As part of its Digital Transformation of Industries Initiative, the World Economic Forum has emphasised that many of the technology building blocks required for Digitization are already in place – including AI, Big Data, Cloud Computing, IoT, social media and fast mobile networks – which together can provide a potential value to society of USD 100 Trillion by 2025.
Despite its significant potential, the economic gains of Digitisation are still to be fully realised. Industries such as automotive, healthcare and manufacturing have been slower to adopt new technologies. While more enthusiastic players in the consumer, finance and media sectors will only see large productivity dividends once they fully absorb digital technologies across their entire business workflow, according to Mckinsey.
However, in a few short months during early 2020 everything changed. Covid-19 has brought the potential for Digitising society much closer to becoming an achievable reality.
Today, many organisations are facing a major threat to their existence. Sadly, there will be companies that fall by the wayside, but the survivors must adapt in order to build new momentum in an uncertain future. CEOs can now clearly see the vulnerabilities of their current business model and understand the risks of trying to continue as before. After the economic devastation of Covid-19, there is no harm in innovating. In fact, the bigger risk is probably just trying to maintain the old status quo. In this climate, Digitisation makes more sense than ever.
The value of this change is underlined by the fact that global tech-led companies such as Zoom, Amazon and Netflix – plus regional players like China’s Tencent and India’s Zomato – have more assuredly adapted their digital business models to meet surging demand online, while traditional businesses have struggled in the face of the overwhelming challenges of the current crisis.
How Covid-19 sets the scene for widespread Digitization
A core consequence of social distancing during Covid-19 has been more time spent working from home. For many office workers, this has translated into the daily use of online tools such as Slack, WhatsApp groups and CRM tools – instead of face-to-face meetings – plus frequent team catchup conference calls and occasional attendance at virtual events.
In a few short weeks, employees have become much more comfortable with a connected style of working and are likely to be more open-minded about the introduction of a wider range of digital work processes in the future, both in their professional and home life.
Other digital trends that have increasingly taken hold in recent months include a growth in online shopping for clothing, household goods, fresh food and health products which is moving shopping away from malls and encouraging retailers to develop omni-channel strategies that provide a better consumer experience including a variety of low-touch options to buy online and pick up in store.

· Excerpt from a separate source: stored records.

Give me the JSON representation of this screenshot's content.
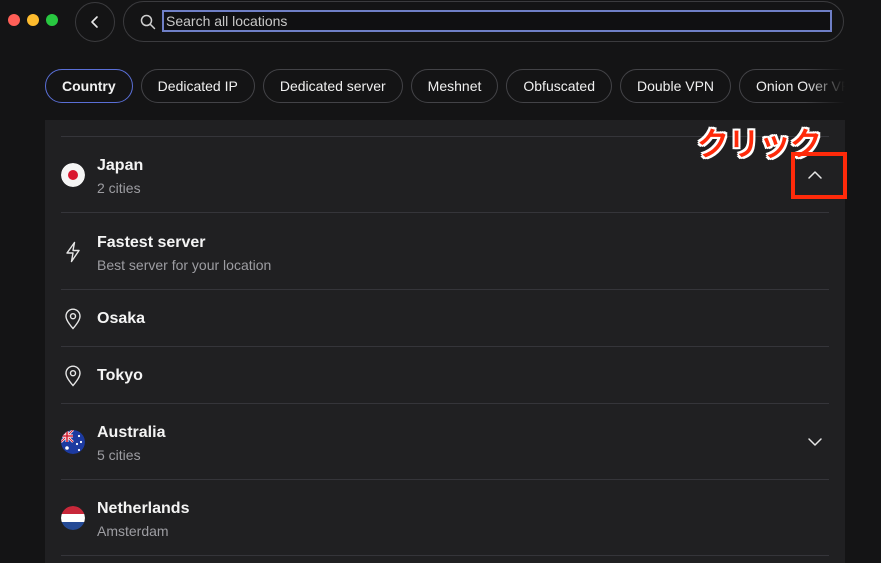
{
  "window": {
    "controls": [
      "close",
      "minimize",
      "zoom"
    ],
    "colors": {
      "close": "#ff5f57",
      "minimize": "#febc2e",
      "zoom": "#28c840"
    }
  },
  "header": {
    "back_icon": "chevron-left-icon",
    "search": {
      "placeholder": "Search all locations",
      "value": "",
      "icon": "search-icon"
    }
  },
  "filters": {
    "active": "Country",
    "accent": "#5a6fd6",
    "chips": [
      "Country",
      "Dedicated IP",
      "Dedicated server",
      "Meshnet",
      "Obfuscated",
      "Double VPN",
      "Onion Over VPN"
    ]
  },
  "locations": {
    "japan": {
      "name": "Japan",
      "detail": "2 cities",
      "expanded": true,
      "flag_icon": "japan-flag-icon"
    },
    "japan_children": [
      {
        "title": "Fastest server",
        "subtitle": "Best server for your location",
        "icon": "lightning-icon"
      },
      {
        "title": "Osaka",
        "icon": "location-pin-icon"
      },
      {
        "title": "Tokyo",
        "icon": "location-pin-icon"
      }
    ],
    "australia": {
      "name": "Australia",
      "detail": "5 cities",
      "expanded": false,
      "flag_icon": "australia-flag-icon"
    },
    "netherlands": {
      "name": "Netherlands",
      "detail": "Amsterdam",
      "flag_icon": "netherlands-flag-icon"
    }
  },
  "annotation": {
    "label": "クリック",
    "color": "#ff2a0a"
  }
}
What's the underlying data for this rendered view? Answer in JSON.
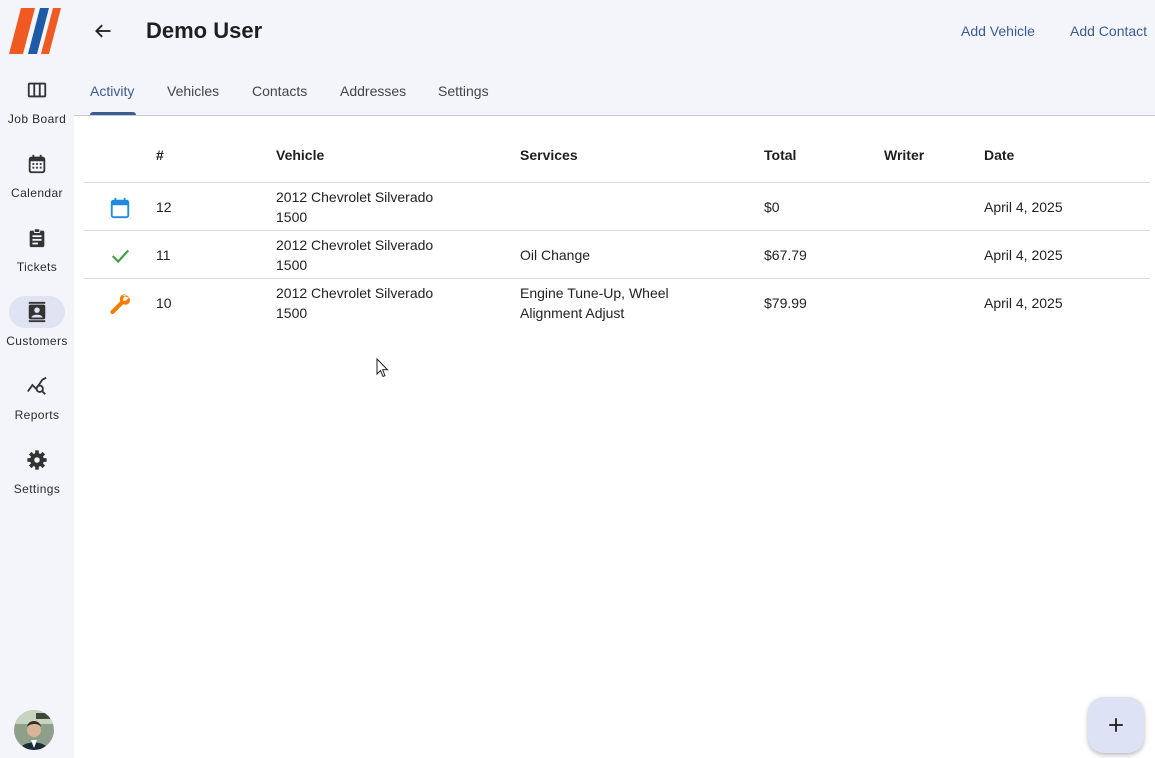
{
  "colors": {
    "accent": "#3a5c92",
    "rail_bg": "#f4f5fb",
    "active_pill": "#dfe3f2",
    "scheduled": "#1e88e5",
    "completed": "#43a047",
    "in_progress": "#f57c00",
    "logo_orange": "#f05a22",
    "logo_blue": "#1d5aa8"
  },
  "sidebar": {
    "items": [
      {
        "label": "Job Board",
        "icon": "view-columns-icon"
      },
      {
        "label": "Calendar",
        "icon": "calendar-icon"
      },
      {
        "label": "Tickets",
        "icon": "clipboard-icon"
      },
      {
        "label": "Customers",
        "icon": "contact-card-icon",
        "active": true
      },
      {
        "label": "Reports",
        "icon": "analytics-search-icon"
      },
      {
        "label": "Settings",
        "icon": "gear-icon"
      }
    ],
    "avatar_icon": "user-avatar"
  },
  "header": {
    "title": "Demo User",
    "back_icon": "arrow-back-icon",
    "actions": [
      "Add Vehicle",
      "Add Contact"
    ]
  },
  "tabs": [
    {
      "label": "Activity",
      "active": true
    },
    {
      "label": "Vehicles"
    },
    {
      "label": "Contacts"
    },
    {
      "label": "Addresses"
    },
    {
      "label": "Settings"
    }
  ],
  "table": {
    "columns": [
      "#",
      "Vehicle",
      "Services",
      "Total",
      "Writer",
      "Date"
    ],
    "rows": [
      {
        "status_icon": "calendar-icon",
        "number": "12",
        "vehicle": "2012 Chevrolet Silverado 1500",
        "services": "",
        "total": "$0",
        "writer": "",
        "date": "April 4, 2025"
      },
      {
        "status_icon": "check-icon",
        "number": "11",
        "vehicle": "2012 Chevrolet Silverado 1500",
        "services": "Oil Change",
        "total": "$67.79",
        "writer": "",
        "date": "April 4, 2025"
      },
      {
        "status_icon": "wrench-icon",
        "number": "10",
        "vehicle": "2012 Chevrolet Silverado 1500",
        "services": "Engine Tune-Up, Wheel Alignment Adjust",
        "total": "$79.99",
        "writer": "",
        "date": "April 4, 2025"
      }
    ]
  },
  "fab": {
    "icon": "plus-icon"
  }
}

With a surge in demand for Internet-based shopping that has seen Amazon(1) report 25% growth year on year in Q1 of 2020, E-commerce Financing has entered the trade financing mainstream as a source of working capital to stabilise supplier cash flow when large volumes of goods are shipped to the warehouse of major online retailers such as Alibaba or eBay prior to purchase by consumers.
Digital Payment platforms – such as FPS (Faster Payment System) from HSBC – have enjoyed a surge in popularity during recent weeks, with usage up twenty-five percent from a year earlier (according to the SCMP).
Equally significantly, Online entertainment and home fitness have taken off around the world.
In a global survey of consumers by McKinsey across 41 countries, around 40-60 percent of respondents who have adopted these new products and services intend to continue into the future.
Retailers, restauranteurs and business leaders all need to learn from these new consumption patterns – in order to build a suitable new strategy around Digitisation to come out on top when the Covid-19 crisis subsides.
Lessons from the Finance Sector
Organizations in the Finance Sector have been early adopters of many digital processes designed to enrich the customer experience, develop a competitive advantage and meet tough regulatory requirements.
These processes include real-time electronic money transfer, automated teller machines, mobile transactions, digital on-boarding of new customers, online document storage, automated workflow and technology tools for management oversight.
The more innovative players – often specialist Fintechs – have already moved towards a platform-based, self-service business model with a high degree of automation, utilising e-signatures and storing all documents on the cloud. Paper-free processes are conducted entirely online including customer on-boarding and KYC (Know Your Customer) with documentation to match regulatory requirements that is easy to follow without the need for staff intervention.
This compact and efficient model offers scope for a high degree of business scalability and the potential for partnerships with other industry players as a catalyst for the true Digitisation of the Finance Sector.
The highest quality organisations use data analysis extensively to continually improve their business model and maintain a sharp focus on security to protect their data and ensure the privacy of their customers.
Other industries can learn from these developments in Finance and apply a modified approach to fit their individual requirements for Digitisation.
Next Steps towards Digitisation in a post Covid-19 World
Once CEOs realise the value of a Digitisation strategy for the survival and future success of their business, a detailed plan is required ready for action as the world emerges into the post Covid-19 world just a few months from now. This is both a major challenge and a great opportunity – a necessary step to secure a competitive advantage ahead of rival companies.
This article does not constitute legal advice.
The opinions expressed in the column above represent the author’s own.